Items from an interface collection
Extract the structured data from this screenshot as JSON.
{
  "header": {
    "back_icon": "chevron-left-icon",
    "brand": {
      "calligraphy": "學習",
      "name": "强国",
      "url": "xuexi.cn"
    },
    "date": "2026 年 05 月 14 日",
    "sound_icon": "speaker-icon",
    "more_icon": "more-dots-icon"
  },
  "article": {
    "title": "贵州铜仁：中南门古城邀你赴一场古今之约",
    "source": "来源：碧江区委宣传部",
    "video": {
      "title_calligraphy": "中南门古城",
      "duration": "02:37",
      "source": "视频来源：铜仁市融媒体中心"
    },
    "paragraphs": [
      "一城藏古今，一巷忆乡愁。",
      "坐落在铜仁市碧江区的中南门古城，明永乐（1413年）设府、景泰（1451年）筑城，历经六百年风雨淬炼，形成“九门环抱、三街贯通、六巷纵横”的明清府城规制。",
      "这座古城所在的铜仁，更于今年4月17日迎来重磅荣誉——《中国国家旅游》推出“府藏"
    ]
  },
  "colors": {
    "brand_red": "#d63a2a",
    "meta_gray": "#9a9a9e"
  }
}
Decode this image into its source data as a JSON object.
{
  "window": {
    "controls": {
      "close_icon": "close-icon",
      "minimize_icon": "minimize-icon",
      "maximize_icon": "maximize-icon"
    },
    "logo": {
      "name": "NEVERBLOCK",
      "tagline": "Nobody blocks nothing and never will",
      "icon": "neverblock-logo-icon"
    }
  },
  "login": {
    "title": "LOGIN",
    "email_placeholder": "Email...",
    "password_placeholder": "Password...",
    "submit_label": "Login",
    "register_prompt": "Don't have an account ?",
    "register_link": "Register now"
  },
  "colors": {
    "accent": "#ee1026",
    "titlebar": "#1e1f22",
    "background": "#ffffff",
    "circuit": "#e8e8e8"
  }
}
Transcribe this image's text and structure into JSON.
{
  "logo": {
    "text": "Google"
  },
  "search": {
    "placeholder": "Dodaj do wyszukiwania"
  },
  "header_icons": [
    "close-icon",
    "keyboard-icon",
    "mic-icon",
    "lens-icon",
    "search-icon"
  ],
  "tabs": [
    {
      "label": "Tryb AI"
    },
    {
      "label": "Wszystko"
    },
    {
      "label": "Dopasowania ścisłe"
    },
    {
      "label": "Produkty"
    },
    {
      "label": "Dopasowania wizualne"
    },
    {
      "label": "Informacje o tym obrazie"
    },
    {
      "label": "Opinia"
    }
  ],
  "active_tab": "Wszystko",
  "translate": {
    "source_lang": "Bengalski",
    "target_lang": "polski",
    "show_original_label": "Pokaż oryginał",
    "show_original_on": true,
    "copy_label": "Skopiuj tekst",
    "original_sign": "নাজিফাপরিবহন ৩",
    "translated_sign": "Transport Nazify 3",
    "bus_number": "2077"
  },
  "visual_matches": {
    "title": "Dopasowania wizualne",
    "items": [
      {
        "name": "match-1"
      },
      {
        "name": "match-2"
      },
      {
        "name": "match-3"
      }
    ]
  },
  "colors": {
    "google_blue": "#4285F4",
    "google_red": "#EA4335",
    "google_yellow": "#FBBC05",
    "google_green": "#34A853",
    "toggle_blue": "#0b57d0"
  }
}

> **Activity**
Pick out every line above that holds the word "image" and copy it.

> **The completed task**
Decode this image into its source data as a JSON object.
Transcribe this image's text and structure into JSON.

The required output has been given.